Sustainability isn’t just a buzzword – it’s a call to action. Around the world, consumers are calling on brands, bars, restaurants and more to do their part to safeguard our environment.
In Macao, one chef is heeding the call. Chef Michele Dell’Aquila, who helms The Manor at The St. Regis Macao, has set out to show that sustainable cooking can not only exceed customer demands, but also take fine dining to new heights.
The Manor’s six-course “Celebrate Sustainability” menu, which features fresh, sustainably sourced ingredients and wines from leading ethical producers, is a case in point. On top of being organic and nutritious, the menu showcases seasonal produce, such as white asparagus from environmentally friendly French growers, baby celeriac and green peas from boutique French gardener Eric Roy Maraîcher, and pesticide-free baby artichokes grown in sun-dappled Padua in northern Italy.
“Our aim is to utilise seasonal ingredients to design a menu that not only tantalises the taste buds but is also environmentally friendly,” says Dell’Aquila.
Across the menu, Dell’Aquila works with only the freshest ingredients and lets their natural flavours shine. For instance, his Kyoto snow crab dish highlights the soft, sweet flavour and delicate meat of the seasonal delicacy – a species that breeds in the Sea of Japan’s low-temperature, nutrient-rich waters.
The dish comes with white asparagus grown by two French producers who champion sustainability on their farms: former chef Jérôme Galis and ASPA. For example, ASPA uses green waste compost, manure and a carefully controlled drip irrigation system to cultivate its exceptionally tender, fibreless white asparagus.
Dell’Aquila also emphasises process and tradition. For example, he explains that the yukimuro (snow-aged) A4 Wagyu on the menu is aged naturally using a 200-year-old technique: in snowy Niigata, on the west coast of Japan, purveyors age the beef in a storehouse covered in snow like a natural refrigerator that Dell’Aquila says saves energy and yields exceptional texture and taste. Dell’Aquila then elevates the rich, highly marbled steak with black truffle sauce and Suntory’s Hakushu 12-year-old whisky.
Meanwhile, he sources his Dover sole from a Spanish company, Prodemar, that adheres to rigorous quality control procedures to ensure its operations are certified environmentally sustainable by the likes of Global G.A.P. and IFS Food.
Dell’Aquila serves the mild, slightly sweet fish with razor clams, a vermouth sauce and baby celeriac from Eric Roy Maraîcher. Located in Saint-Genouph, France, just outside Tours, the acclaimed producer of microgreens and mini vegetables pays special care to soil management, composts leftover vegetable leaves and discarded goods for fertiliser, and rotates crops in short cycles, which helps improve soil quality and keep out soil-borne pests.

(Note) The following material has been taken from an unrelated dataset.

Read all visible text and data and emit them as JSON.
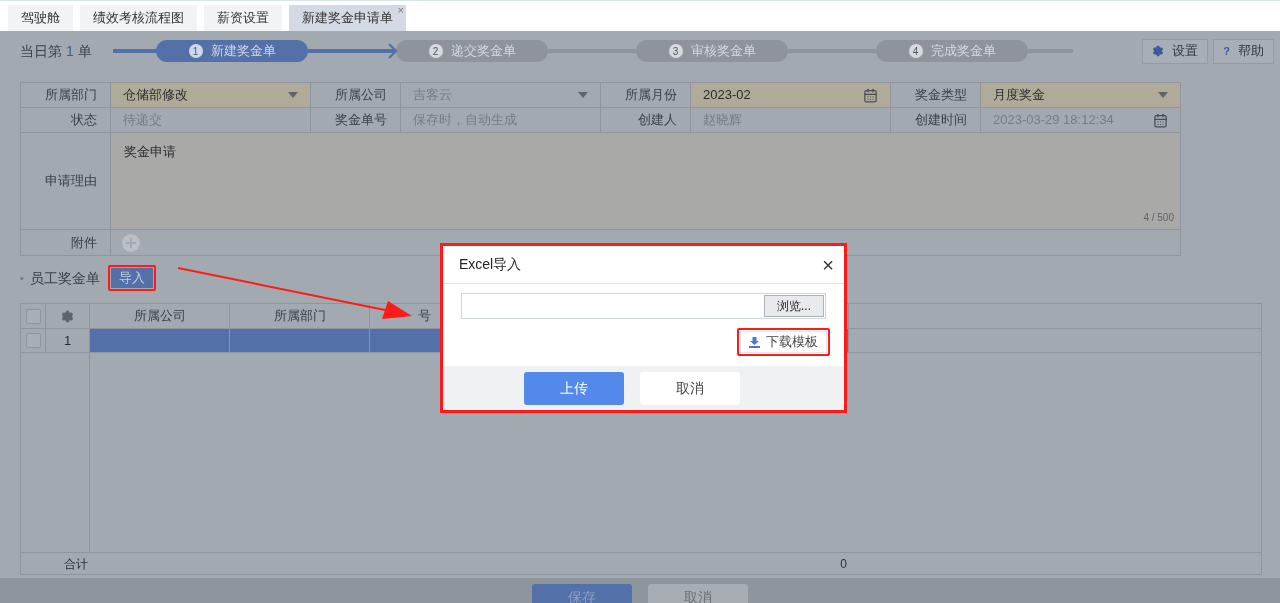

While sustainability and seasonality take centre stage, the chef also weaves personal touches into his dishes. For his baby artichoke dish, for example, he uses one of his mother’s cherished recipes as a starting point. These artichokes have a very short season, he explains; every year, his mother would prepare a special dish with these delicacies, a fond childhood memory that stays with him today.
Just like his mother, Dell’Aquila carefully opens the artichokes and adds a rich, flavourful filling to the empty shells. At The Manor, however, he transforms the dish for the fine-dining experience. Using organic artichokes from Italy and herbs from Marius Auda, a company known for its traditional gardening techniques, he fills the shells with langoustine tartare and tops them with langoustine carpaccio and kombu jelly – a clever touch that complements the sweetness and richness of the langoustine.
Dessert serves as a delightful coda to this decadent yet sustainable journey. The Chocolaterie De L’Opera features 70 per cent Deltora chocolate mousse, almond praline from Valencia and 70 per cent smoked Madong chocolate sauce.
To accompany these dishes, you can even enjoy sustainable drinks. Sommelier David Duan offers a selection of organic, biodynamic and sustainable wines. Although sustainability is a relatively new concept in modern winemaking, the methods used by vintners today draw on millennia-old practices, emphasising all-natural, pesticide-free and seasonal production methods. A glass of world-class wine that’s good for the planet? There’s no better way to round out the latest sustainable journey at The Manor.
“Celebrate Sustainability” with this six-course dinner, available daily from 6-11 pm. The set menu costs MOP 1,288+ per person, or MOP 1,788+ per person with wine pairings. To make a reservation, please call +853 8113 1300 or email firstname.lastname@example.org.